What lines of the data below include the word "Advanced"? Report them by copying each.

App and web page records

☆ ☆ ☆ ☆

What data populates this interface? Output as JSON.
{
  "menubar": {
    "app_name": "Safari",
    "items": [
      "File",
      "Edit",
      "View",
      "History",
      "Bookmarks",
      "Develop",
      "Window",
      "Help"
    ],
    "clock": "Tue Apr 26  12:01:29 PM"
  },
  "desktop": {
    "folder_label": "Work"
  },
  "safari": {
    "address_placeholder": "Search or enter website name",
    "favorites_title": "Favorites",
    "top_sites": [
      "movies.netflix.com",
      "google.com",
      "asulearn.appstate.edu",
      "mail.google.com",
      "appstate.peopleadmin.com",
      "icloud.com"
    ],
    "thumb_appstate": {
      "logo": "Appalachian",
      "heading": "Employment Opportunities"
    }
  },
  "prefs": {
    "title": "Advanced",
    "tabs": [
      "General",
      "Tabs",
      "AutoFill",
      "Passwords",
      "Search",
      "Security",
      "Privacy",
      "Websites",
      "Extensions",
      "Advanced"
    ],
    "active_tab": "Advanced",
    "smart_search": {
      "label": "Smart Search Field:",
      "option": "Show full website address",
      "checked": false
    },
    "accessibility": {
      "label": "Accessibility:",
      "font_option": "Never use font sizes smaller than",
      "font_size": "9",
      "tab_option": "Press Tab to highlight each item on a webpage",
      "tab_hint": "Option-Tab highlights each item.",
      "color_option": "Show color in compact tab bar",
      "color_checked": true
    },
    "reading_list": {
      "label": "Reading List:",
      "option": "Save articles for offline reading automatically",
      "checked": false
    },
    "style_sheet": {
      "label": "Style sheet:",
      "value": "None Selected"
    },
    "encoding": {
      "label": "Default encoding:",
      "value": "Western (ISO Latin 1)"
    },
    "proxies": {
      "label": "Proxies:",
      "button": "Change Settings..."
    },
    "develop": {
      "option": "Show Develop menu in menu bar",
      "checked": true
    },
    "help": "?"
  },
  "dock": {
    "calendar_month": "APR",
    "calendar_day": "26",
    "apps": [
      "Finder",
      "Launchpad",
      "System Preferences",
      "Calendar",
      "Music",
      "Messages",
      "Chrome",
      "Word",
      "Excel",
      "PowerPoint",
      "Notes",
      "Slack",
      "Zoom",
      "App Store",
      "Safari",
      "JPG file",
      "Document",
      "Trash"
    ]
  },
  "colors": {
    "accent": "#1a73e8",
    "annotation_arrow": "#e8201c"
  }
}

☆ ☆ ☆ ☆

-- Solution below --
    "title": "Advanced",
      "Advanced"
    "active_tab": "Advanced",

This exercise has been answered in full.